With respect to the Holy See, the Holy See has only maintained a diplomatic legation in Monaco since 2006. The appointment of a papal diplomatic representative to the Principality was subsequent to the revision of Monaco's treaty with France which was revised in 2002 and ratified in 2005. This revised treaty granted the Principality the sovereign prerogative of establishing formal diplomatic relations with other sovereign states at the highest diplomatic level, that of ambassador extraordinary and plenipotentiary—for the Holy See this means at the nunzorial level, i.e., that of an apostolic nunciature headed by an apostolic nuncio (apostolic nuncios normally hold the ecclesiastical rank of archbishop). The first, and current, apostolic nuncio to represent the Holy See to Monaco, with residence and coterminous accreditation to the EU in Brussels, is H.E. Archbishop Andre Dupuy. Archbishop Dupuy presented his credentials to HSH Prince Albert II on 26 September 2006.
- (English)/(French) Official External Relations Website of the Principality of Monaco
- (English)/(French) Permanent Mission of the Principality of Monaco to the United Nations
- (English) Consulate General of Monaco in New York
- (English) Honorary Consulate of Monaco in Las Vegas

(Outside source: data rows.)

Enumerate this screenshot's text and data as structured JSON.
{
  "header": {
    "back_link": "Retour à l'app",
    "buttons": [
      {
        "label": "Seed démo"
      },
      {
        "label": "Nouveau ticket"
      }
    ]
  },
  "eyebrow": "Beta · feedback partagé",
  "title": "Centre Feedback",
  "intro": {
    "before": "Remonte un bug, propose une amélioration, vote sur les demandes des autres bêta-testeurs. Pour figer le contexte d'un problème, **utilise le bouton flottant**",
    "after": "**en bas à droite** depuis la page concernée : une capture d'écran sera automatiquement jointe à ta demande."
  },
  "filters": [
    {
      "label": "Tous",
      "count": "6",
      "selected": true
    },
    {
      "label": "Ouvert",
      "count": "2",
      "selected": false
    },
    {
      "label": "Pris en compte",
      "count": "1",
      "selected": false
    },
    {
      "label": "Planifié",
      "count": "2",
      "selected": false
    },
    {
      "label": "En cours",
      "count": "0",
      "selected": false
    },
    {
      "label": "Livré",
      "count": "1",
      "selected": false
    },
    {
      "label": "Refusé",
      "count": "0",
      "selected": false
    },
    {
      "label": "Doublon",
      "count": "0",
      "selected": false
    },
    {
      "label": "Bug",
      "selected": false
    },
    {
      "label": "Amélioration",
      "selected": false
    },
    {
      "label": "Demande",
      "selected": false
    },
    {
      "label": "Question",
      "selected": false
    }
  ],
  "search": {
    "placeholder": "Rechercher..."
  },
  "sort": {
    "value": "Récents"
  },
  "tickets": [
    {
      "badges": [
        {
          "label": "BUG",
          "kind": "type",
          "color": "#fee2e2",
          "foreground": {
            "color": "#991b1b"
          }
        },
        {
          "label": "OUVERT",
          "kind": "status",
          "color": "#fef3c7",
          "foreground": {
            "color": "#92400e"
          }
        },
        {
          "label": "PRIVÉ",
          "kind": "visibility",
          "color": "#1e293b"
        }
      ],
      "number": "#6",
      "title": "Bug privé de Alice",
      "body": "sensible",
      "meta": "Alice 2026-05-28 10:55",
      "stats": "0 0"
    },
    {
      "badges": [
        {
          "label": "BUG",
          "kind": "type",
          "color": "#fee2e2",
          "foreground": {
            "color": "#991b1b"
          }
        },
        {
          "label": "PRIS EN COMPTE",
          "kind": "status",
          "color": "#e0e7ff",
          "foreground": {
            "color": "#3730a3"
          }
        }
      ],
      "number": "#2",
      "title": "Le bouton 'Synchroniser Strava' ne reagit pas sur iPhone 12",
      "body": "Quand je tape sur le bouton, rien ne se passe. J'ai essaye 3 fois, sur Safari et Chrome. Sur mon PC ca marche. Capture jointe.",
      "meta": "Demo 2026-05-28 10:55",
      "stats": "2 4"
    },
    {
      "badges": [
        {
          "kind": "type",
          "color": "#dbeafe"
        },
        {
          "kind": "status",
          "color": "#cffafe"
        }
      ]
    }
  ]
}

- (French) Honorary Consulate of Lebanon in Monaco
- (French) Honorary Consulate of Lebanon in Monaco* (French) Honorary Consulate of Lebanon in Monaco* (French) Honorary Consulate of Lebanon in Monaco* (French) Honorary Consulate of Lebanon in Monaco* (French) Honorary Consulate of Lebanon in Monaco* (French) Honorary Consulate of Lebanon in Monaco* (French) Honorary Consulate of Lebanon in Monaco* (French) Honorary Consulate of Lebanon in Monaco* (French) Honorary Consulate of Lebanon in Monaco
- "Muhamedin Kullashi, ambasador jo-rezident në Principatën e Monakos". Retrieved 20 February 2015.
- Gouvernement Princier de Monaco. "Monaco à l'International". Retrieved 20 February 2015.
- Embassy of Canada in France
- Embassy of Monaco in Washington, DC
- Embassy of France in Monte Carlo (in French)
- Embassy of Monaco in Paris (in French)
- L'Ambassadeur de Saint-Siège au Palais Princier de Monaco from www.lepetitjournal.com 28 September 2006
- "Countries that have recognized the Republic of Kosova - Presidente e Republikës së Kosovës - Atifete Jahjaga". Presidente e Republikës së Kosovës - Atifete Jahjaga. Retrieved 20 February 2015.
- Serbia Neighbours To Recognise Kosovo 19 March 2008
- Embassy of Mexico in France
- Département des Relations Extérieures et de la Coopération: Mexique
- "Monaco". U.S. Department of State. Retrieved 20 February 2015.
- Embassy of Monaco (5 December 2013). "Ambassador Maguy Maccario Doyle Presents Her Letter of Credence to President Barack Obama... -- WASHINGTON, Dec. 5, 2013 /PRNewswire/ --". Retrieved 20 February 2015.
- Embassy of Monaco in Washington, DC
- U.S. Embassy in France